Imagine it’s 5 am and snowing outside. Now, imagine you’re pregnant and going into labor when you’re only nineteen years old. This can be a very scary scenario even for an uncomplicated pregnancy.
But Melissa knew there were no guarantees. Her baby boy had been diagnosed with gastroschisis, a birth defect in the abdominal wall that causes the intestines to spill outside the body.
Today, I want to introduce you to Melissa and her son Aiden. Melissa discovered she was pregnant soon after graduating high school. Although she was filled with excitement, her early OB visit would reveal some serious problems with her baby.
“I was 19, alone in an exam room being told that my child was going to be born with a birth defect.”
Watch Part One of Melissa’s journey from proud graduate to scared mama facing a serious issue with her son, Aiden.
You’re going to be so inspired by her story. And stay tuned for Part Two next week.
With the help of her family and a team of medical people that cared about her and Aiden, she got through this and is stronger than ever today.
Doctor’s note: please bring tissues. Their story is incredibly powerful.
In about one in every ten thousand fetuses, the wall of the abdomen does not completely close.
A small opening remains, usually just to the right of the belly button. This opening is called a gastroschisis. The fetus’ intestines start to protrude through the abdominal wall, and on ultrasound, we see little loops of bowel floating in the amniotic fluid next to the abdomen. Your OB may see the gastroschisis on a routine ultrasound examination, or an abnormal opening in the baby may be suspected if you have an elevated MSAFP test.
Gastroschisis is not usually associated with an increased risk of a chromosome or genetic abnormality; it typically happens out of the blue, with no other anomalies present. Most birth defects are more common in overweight women. Gastroschisis is an exception; it is more common in young, slender women.
If your baby, like Melissa’s, is diagnosed with gastroschisis, your pregnancy will be followed more closely than usual. In Melissa’s case, we saw her every month for ultrasounds so that we could monitor the growth of the fetus and look for any other abnormalities that might have been present.
We talked with her about the need to deliver her baby in a place with a Neonatal Intensive Care Unit and pediatric surgeons, since surgery would be necessary right after delivery. Sometimes, this means changing your OB provider or the delivery hospital. Fortunately, Melissa’s OB planned to deliver the baby downtown, where there is a great NICU.
We referred her to the pediatric surgeon for a prenatal consultation. This is a great opportunity to ask questions. The better prepared you are, the less scary this process is.
Starting at about 28 weeks, we saw her once or twice weekly for fetal testing. We monitored for contractions, traced the fetal heart rate to look for signs of stress, and did ultrasounds to watch the baby’s movement and amniotic fluid volume, and to watch the intestines for swelling.

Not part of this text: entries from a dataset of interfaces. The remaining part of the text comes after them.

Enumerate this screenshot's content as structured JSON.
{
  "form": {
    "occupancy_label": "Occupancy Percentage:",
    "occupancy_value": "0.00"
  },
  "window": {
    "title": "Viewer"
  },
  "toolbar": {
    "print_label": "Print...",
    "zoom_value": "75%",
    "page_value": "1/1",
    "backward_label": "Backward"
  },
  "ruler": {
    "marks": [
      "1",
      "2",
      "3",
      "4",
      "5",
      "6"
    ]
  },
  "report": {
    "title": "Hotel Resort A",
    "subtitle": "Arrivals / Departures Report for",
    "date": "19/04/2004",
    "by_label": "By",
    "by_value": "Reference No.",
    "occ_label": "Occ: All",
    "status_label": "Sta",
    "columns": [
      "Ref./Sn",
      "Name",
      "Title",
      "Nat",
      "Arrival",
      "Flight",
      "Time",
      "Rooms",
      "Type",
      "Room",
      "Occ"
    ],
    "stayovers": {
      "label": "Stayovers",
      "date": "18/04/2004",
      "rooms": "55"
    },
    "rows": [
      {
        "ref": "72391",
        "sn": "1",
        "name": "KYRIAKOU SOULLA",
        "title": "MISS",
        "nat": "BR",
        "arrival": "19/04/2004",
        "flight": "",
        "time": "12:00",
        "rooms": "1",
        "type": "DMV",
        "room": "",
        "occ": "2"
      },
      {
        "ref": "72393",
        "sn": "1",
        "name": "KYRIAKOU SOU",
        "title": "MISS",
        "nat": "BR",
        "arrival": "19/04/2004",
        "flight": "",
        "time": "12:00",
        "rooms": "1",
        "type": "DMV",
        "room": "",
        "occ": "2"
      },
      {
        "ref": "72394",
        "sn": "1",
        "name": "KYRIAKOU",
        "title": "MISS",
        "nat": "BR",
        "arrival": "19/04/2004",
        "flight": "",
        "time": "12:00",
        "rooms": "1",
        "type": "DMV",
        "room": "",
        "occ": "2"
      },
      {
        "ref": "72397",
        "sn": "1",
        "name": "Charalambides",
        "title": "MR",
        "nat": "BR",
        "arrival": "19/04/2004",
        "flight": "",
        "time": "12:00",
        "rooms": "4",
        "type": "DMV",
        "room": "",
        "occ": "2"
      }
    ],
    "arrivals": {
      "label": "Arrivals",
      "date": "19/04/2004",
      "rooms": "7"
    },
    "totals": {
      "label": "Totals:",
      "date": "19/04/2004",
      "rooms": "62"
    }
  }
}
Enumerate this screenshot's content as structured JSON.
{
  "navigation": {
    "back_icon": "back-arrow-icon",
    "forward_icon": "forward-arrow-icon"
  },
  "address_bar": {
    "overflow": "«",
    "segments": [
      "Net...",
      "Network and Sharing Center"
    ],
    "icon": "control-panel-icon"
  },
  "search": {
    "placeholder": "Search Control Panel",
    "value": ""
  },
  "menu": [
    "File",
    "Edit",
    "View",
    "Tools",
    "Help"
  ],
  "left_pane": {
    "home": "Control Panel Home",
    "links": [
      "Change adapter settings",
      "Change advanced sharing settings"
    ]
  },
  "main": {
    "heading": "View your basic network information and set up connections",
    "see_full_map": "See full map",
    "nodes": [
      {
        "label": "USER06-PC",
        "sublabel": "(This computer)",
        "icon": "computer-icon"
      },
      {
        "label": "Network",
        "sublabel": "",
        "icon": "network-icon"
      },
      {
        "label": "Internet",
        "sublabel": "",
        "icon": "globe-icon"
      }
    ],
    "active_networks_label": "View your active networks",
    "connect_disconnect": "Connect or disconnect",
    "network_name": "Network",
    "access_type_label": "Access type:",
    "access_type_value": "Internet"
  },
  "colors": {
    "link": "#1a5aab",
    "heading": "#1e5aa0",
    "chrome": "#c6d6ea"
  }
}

Earlier delivery may sometimes be necessary if we see concerning signs – swelling of the bowel, changes in the fetal heart rate tracing, or decreased fetal movement. Vaginal delivery is possible with gastroschisis, although cesarean delivery may be needed if there are signs of fetal stress.
At the time of delivery, the exposed intestines are usually covered with a plastic bag. This prevents the bowel from drying out, losing heat, and getting infected. In Melissa’s case, the abdomen had already closed prior to delivery. The NICU staff made sure that the baby was breathing well, then they rolled him over to Melissa, where she was able to say hello and touch the baby.
Then away little Aiden went to the NICU, where preparations were made for surgery. An IV line was placed in one of his umbilical cord blood vessels. The surgeon wanted to obtain X-rays and other images.
In most cases, the surgery is straightforward; the bowel is slipped right back into the abdomen and the defect is sutured closed. In other cases, a little silo is placed on top of the abdomen, so that the intestines can start to return to the abdomen as swelling improves. Occasionally, the bowel has been damaged by life inside the uterus – loops of the intestine can twist or swell and lose blood flow, be irritated by exposure to the amniotic fluid, or just not form right to begin with. In Aiden’s case, the abdominal wall defect closed before he was delivered. The segments of intestine that were outside his body lost their blood supply and were lost, resulting in “short bowel syndrome.” This problem can also occur when segments of bowel twist or are malformed. Babies with short gut will have more challenges – poor weight gain, diarrhea, feeding tubes, and prolonged hospitalization. Depending on how difficult the repair, babies with gastroschisis will stay in the hospital for several weeks, learning to eat and grow. Aiden has had multiple hospitalizations and procedures but he is an adorable and healthy growing boy.
In many cases of gastroschisis, no complications arise, feedings begin within a few weeks of delivery, and once the baby is gaining weight, they go home. A year later, you can’t even see the scar on their tummies.
Watch Melissa’s story; her courage is really inspiring, and could help you face whatever challenges you’re dealing with right now.
Don’t forget that next week, Melissa will be sharing the rest of her story and the outcome of Aiden’s delivery and health.